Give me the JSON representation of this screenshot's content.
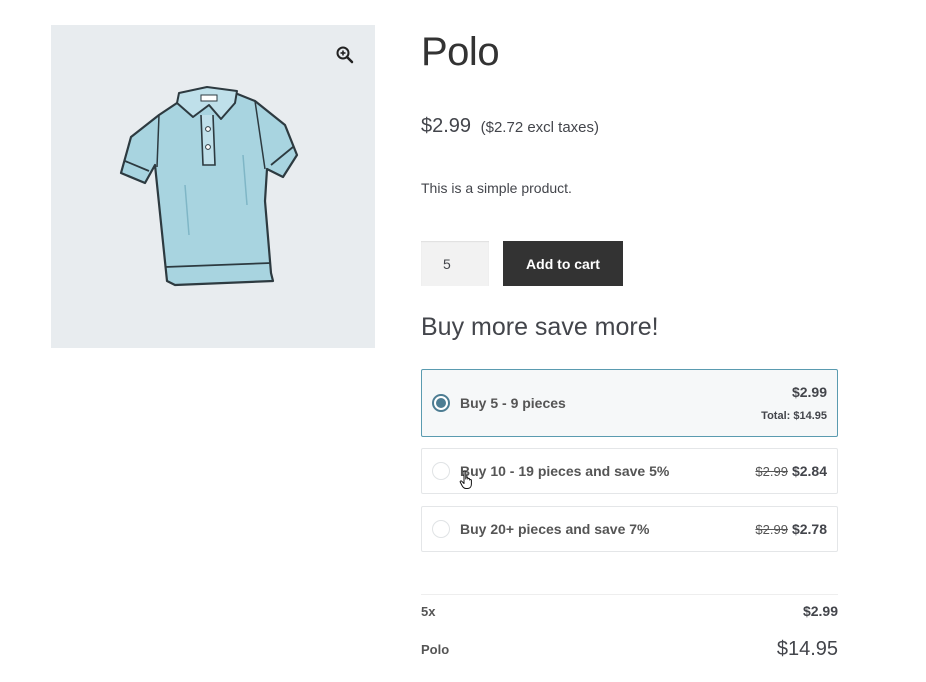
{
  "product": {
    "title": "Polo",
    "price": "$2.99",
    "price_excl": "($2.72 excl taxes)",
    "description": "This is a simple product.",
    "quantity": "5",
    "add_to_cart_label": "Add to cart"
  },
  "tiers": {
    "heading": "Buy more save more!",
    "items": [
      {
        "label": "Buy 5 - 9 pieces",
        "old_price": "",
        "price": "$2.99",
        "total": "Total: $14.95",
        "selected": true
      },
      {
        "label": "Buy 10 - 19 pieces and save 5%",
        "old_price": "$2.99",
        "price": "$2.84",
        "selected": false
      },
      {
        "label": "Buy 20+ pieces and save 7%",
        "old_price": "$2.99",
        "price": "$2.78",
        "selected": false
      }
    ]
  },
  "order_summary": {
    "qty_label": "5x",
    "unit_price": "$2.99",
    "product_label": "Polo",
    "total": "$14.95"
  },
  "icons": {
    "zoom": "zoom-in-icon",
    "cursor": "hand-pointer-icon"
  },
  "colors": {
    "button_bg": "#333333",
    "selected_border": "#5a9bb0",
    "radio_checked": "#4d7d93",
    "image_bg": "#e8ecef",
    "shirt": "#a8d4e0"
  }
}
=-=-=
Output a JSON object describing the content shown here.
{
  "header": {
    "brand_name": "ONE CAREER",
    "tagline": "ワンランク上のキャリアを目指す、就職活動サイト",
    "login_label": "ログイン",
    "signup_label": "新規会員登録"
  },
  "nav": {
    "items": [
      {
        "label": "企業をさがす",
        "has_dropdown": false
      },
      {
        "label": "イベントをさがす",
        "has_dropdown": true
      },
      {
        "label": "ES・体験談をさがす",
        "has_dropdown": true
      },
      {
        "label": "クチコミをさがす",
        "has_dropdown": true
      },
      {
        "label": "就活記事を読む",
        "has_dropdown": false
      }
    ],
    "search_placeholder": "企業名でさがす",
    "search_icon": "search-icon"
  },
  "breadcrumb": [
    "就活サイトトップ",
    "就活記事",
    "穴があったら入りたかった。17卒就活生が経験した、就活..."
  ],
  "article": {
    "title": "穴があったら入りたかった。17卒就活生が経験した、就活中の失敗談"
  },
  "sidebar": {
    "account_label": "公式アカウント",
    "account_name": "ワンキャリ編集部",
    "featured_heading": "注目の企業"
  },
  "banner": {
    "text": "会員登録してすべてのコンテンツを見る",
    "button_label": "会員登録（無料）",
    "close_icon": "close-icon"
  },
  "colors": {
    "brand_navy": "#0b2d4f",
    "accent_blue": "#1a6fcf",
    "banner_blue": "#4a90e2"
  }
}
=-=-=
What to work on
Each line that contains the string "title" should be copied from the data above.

Response to this exercise
    "title": "Polo",
    "title": "穴があったら入りたかった。17卒就活生が経験した、就活中の失敗談"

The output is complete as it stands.